Recently an LSU fan was told that Morris Claiborne appeared on the cover of a regional football magazine.
“Who?” the man replied. “I don’t know him.”
Goodness gracious and the man called himself an LSU football fan?
The sad fact is that the unknowing man is not alone. There are more people than there should be who aren’t familiar with Claiborne.
Give them time. They will know Claiborne soon enough. Now that Claiborne is out from Patrick Peterson’s shadow, the junior cornerback from Shreveport can grab headlines on his own merit.
Peterson, a cornerback, himself, was the toast of LSU last season in winning a host of postseason awards and going fifth in the NFL Draft after his junior season.
Peterson won’t be missed as much as he might have been if LSU didn’t have someone of Claiborne’s stature.
It helps, too, that the Tigers have sophomore cornerback Tyrann Mathieu, who was the Most Outstanding Defensive Player of the 2011 Cotton Bowl.
Mathieu capped his star-studded first season with two forced fumbles after having led the Southeastern Conference by forcing five during the regular season.

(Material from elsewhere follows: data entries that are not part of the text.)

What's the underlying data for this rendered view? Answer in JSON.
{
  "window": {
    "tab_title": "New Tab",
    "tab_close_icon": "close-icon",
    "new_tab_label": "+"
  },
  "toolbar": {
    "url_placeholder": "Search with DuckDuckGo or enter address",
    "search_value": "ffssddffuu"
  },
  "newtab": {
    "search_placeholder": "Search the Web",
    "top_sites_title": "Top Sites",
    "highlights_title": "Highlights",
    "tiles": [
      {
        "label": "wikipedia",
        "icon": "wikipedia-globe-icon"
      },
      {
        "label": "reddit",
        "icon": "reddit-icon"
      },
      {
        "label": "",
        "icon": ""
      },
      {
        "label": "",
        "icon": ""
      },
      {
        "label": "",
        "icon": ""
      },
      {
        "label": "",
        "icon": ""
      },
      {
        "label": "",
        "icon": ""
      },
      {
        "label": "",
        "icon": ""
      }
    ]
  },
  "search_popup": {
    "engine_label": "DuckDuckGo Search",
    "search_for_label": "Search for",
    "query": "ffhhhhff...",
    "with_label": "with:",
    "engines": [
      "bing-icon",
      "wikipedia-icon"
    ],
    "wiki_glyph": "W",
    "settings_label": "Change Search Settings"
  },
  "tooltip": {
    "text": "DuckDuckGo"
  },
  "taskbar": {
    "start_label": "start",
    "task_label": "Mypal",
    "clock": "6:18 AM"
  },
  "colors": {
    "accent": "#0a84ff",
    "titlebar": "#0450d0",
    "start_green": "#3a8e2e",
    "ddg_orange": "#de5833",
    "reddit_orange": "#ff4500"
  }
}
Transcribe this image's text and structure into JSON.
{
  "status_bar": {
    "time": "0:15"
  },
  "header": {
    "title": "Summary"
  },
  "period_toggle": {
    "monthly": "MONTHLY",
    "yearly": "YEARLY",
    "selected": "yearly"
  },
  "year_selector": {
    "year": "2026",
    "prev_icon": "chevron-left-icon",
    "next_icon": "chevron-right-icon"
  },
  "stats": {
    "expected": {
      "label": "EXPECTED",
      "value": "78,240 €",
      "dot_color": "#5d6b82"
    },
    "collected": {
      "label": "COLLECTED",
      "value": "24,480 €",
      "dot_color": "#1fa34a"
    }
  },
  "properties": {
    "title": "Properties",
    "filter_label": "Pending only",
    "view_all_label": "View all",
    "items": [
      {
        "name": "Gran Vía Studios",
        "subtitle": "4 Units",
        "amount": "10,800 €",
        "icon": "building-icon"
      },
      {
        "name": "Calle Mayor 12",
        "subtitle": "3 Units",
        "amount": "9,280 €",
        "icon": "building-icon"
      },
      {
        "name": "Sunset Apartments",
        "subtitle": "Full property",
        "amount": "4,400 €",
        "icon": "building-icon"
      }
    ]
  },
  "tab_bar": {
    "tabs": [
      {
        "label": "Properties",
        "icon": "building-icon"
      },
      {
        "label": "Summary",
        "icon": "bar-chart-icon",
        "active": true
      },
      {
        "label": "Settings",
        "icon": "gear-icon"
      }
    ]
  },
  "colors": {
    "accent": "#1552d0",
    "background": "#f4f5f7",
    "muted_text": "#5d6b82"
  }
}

Mathieu also led LSU with seven pass break-ups in addition to intercepting two passes.
But who led LSU with five interceptions last season? A hint. It wasn’t Peterson.
That leaves the forgotten Claiborne, who will be anything but overlooked this year. Several publications rightly have named him a preseason All-American, and he’s been added to the watch lists for the Bronko Nagurski Trophy and the Bednarik Award.
The Bronko Nagurski Trophy is one of the few postseason honors Peterson didn’t receive last season. Glenn Dorsey became LSU’s only Nagurski winner in 2007.
It’s certainly not beyond the realm of possibility that Claiborne will become the second to receive the award given to the nation’s best defensive player by the Football Writers Association of America and the Charlotte Touchdown Club.
Claiborne certainly has the ability to do it. He was fourth in the SEC last season with 11 passes defended and joined Peterson and Mathieu in giving LSU the league’s top pass defense.
Mathieu also is on the Bednarik watch list, as is senior linebacker Ryan Baker, who had a team-high seven quarterback sacks among his 87 total tackles that ranked second on the team and 13th in the SEC last season.
Peterson became LSU’s first Bednarik recipient last year while receiving the Maxwell Football Club’s honor at the ESPN College Football Awards.
If Claiborne is there in December, there won’t be many people who haven’t heard of the 6-foot, 177-pounder.
Rest assured LSU’s opponents know all about Claiborne, who became the first LSU player since LaRon Landry in 2006 to intercept passes in back-to-back games.
Page 2 of 2 - No less than Peterson is aware of Claiborne’s talents. Before last season, Peterson said he taught Claiborne “everything I know.”
Peterson wasn’t bragging, just stating a fact. The results point to Peterson’s teaching ability and Claiborne’s adaptability.
Certainly Claiborne has the tools to succeed. He was a former sprint champion at Shreveport’s Fair Park High School and could replace Peterson as LSU’s kick returner given that Claiborne returned two for a combined 57 yards last season.
What’s more, LSU defensive coordinator John Chavis knows Claiborne well, and that’s what matters most. Chavis has the experience to utilize Claiborne in the manner where he’ll be most effective. Claiborne, in turn, has the savvy to patrol the field just as effectively whether by air or on the ground.
Against Ole Miss last season, Claiborne recorded a team-high eight tackles, including one for a loss. In addition to intercepting a pass against McNeese State and breaking up three more, Claiborne registered a tackle.
It’s not Claiborne’s sole purpose to make a name for himself this season, but in doing his duty, that will be the end result.
Thus, no one should be surprised when awards come Claiborne’s way for a job well done.